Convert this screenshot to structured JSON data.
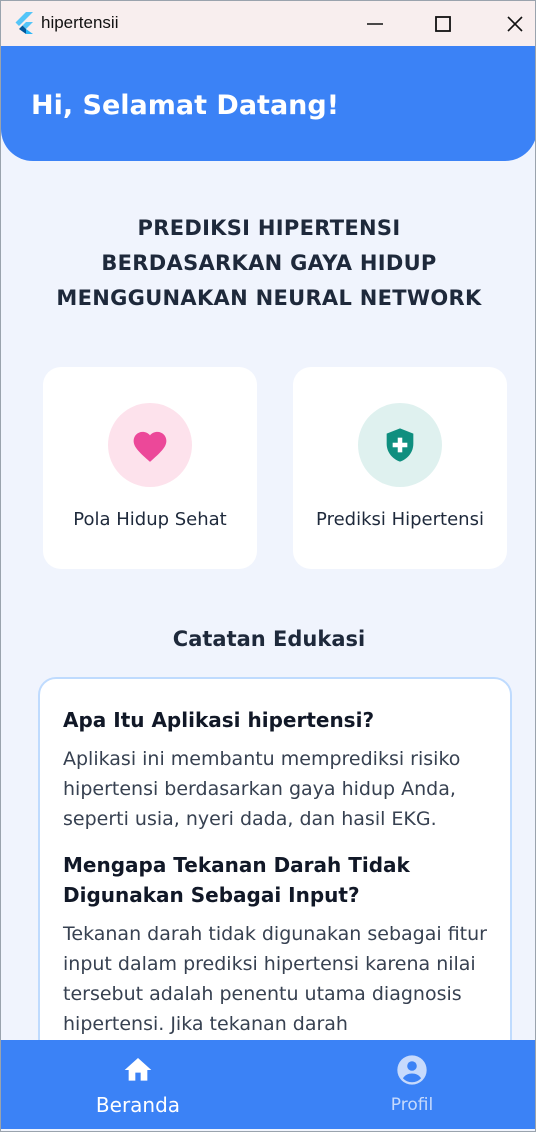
{
  "window": {
    "title": "hipertensii"
  },
  "header": {
    "greeting": "Hi, Selamat Datang!"
  },
  "main": {
    "title_lines": [
      "PREDIKSI HIPERTENSI",
      "BERDASARKAN GAYA HIDUP",
      "MENGGUNAKAN NEURAL NETWORK"
    ],
    "cards": [
      {
        "label": "Pola Hidup Sehat",
        "icon": "heart-icon",
        "icon_color": "#ec4899",
        "circle_color": "#fde2ec"
      },
      {
        "label": "Prediksi Hipertensi",
        "icon": "shield-plus-icon",
        "icon_color": "#0f8f7f",
        "circle_color": "#dff1ef"
      }
    ]
  },
  "education": {
    "title": "Catatan Edukasi",
    "items": [
      {
        "question": "Apa Itu Aplikasi hipertensi?",
        "answer": "Aplikasi ini membantu memprediksi risiko hipertensi berdasarkan gaya hidup Anda, seperti usia, nyeri dada, dan hasil EKG."
      },
      {
        "question": "Mengapa Tekanan Darah Tidak Digunakan Sebagai Input?",
        "answer": "Tekanan darah tidak digunakan sebagai fitur input dalam prediksi hipertensi karena nilai tersebut adalah penentu utama diagnosis hipertensi. Jika tekanan darah"
      }
    ]
  },
  "bottom_nav": {
    "items": [
      {
        "label": "Beranda",
        "icon": "home-icon",
        "active": true
      },
      {
        "label": "Profil",
        "icon": "account-circle-icon",
        "active": false
      }
    ]
  },
  "colors": {
    "primary": "#3b82f6",
    "background": "#f0f4fd",
    "text_dark": "#1e293b"
  }
}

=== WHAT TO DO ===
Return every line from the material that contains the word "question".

=== RESPONSE TO THIS EXERCISE ===
        "question": "Apa Itu Aplikasi hipertensi?",
        "question": "Mengapa Tekanan Darah Tidak Digunakan Sebagai Input?",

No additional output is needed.